The Other Side of Outrage
October 26, 2017—5 minute read
Investigative journalist and harsh Trump critic Robert Parry slams Russiagate beat writers for abandoning the standards of reporting
Let's get one thing straight first: Robert Parry is no fan of the president's.
The site he runs, ConsortiumNews.com, is replete with anti-Trump reporting and opinion, offering scathing assessments of the president's approach to health care, North Korea, and gun violence, not to mention failings of temperament, with one piece noting "his seeming incapacity for moral or intellectual embarrassment."
Parry, an accomplished investigative reporter who led the media's revelations about Iran-Contra when he worked for the Associated Press, is a dedicated skeptic who aggressively questions official proclamations, regardless of the party in power. Many in our business regard him as one of the most level-headed newsmen working today.

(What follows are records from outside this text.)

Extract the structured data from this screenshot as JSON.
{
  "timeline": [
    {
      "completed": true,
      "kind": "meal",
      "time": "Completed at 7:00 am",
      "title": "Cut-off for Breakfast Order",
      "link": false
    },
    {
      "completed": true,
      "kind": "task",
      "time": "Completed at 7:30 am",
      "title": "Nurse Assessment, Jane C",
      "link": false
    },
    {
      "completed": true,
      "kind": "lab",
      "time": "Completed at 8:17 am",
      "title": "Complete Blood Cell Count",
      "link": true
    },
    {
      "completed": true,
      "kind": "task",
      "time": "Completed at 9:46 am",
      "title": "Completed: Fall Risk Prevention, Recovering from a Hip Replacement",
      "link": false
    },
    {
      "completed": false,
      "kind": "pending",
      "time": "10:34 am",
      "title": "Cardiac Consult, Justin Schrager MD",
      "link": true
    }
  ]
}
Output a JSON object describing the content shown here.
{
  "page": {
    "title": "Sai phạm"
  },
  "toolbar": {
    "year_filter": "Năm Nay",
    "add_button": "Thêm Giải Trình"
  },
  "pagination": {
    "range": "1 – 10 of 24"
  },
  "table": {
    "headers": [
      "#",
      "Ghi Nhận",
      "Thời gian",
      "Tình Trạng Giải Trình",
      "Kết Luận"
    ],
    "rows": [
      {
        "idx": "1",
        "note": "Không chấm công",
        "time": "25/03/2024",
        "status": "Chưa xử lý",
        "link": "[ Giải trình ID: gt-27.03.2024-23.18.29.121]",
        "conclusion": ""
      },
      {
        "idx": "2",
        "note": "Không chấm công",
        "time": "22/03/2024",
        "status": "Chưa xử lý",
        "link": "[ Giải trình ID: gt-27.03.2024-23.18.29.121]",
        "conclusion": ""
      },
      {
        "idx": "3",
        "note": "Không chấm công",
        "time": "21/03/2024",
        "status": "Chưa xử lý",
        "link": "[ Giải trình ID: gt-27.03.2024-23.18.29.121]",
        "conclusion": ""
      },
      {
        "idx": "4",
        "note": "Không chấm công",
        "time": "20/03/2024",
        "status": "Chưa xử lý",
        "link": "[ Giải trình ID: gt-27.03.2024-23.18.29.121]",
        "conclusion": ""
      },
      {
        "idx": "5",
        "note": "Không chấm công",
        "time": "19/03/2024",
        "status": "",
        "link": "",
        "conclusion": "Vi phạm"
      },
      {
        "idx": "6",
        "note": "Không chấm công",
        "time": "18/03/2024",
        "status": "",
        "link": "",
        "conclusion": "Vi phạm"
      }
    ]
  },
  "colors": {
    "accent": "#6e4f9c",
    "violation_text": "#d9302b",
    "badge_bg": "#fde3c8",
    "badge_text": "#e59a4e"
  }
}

But when it comes to media accounts of the role Russia may have played in tilting the election toward Trump, he's not buying the consensus. In fact, Parry has been scandalized by the feverish way this issue has been covered. The veteran scribe believes reporters have disregarded journalism's core principles — checking facts, not accepting statements at face value and always trying to get different sides of every story.
They should be just as wary of the information about this attack, Parry believes, as other charges coming from unnamed intelligence sources.
He points out in this piece, which takes aim the New York Times for reporting allegations as facts, that this assertion that the Kremlin orchestrated the theft of Democratic party emails stems from hand-picked agents at the FBI, CIA and NSA. These faceless investigators insist Russia is guilty, but they've provided no evidence to the public and, in fact, acknowledge they have no proof, Parry notes.
He cites discredited claims from the past, such as Iraq supposedly having weapons of mass destruction, which was once proclaimed by U.S. intelligence agencies to be a certainty, before being exposed as untrue.
Of course, these spooks could end up being correct. There well may be strong circumstantial evidence of Russian hacking and online meddling. A smoking gun could be found by one or more of the various investigations into the breach. Someone from the Trump campaign could cooperate and provide damaging testimony. Those who want Trump out certainly hope that comes to pass.
But to accept the culpability of Russia as unassailable, and to work under the assumption that the Trump campaign knew about it and may have coordinated efforts with the Kremlin, exposes the media to a fresh round of invective should any or all of that turn out to be wrong.
Imagine the fallout if Robert Mueller's team fails on this front: the potential gloating of a president who has said all along there was nothing to these allegations and slams virtually all non-Fox reporting as "fake news." A new round of hand-wringing by the media would result, along with anger among readers who might feel betrayed or led astray.
Whatever your opinion on the matter, Parry's work is well worth reading.
Or, if you prefer, check out this recent interview he did with Ron Paul.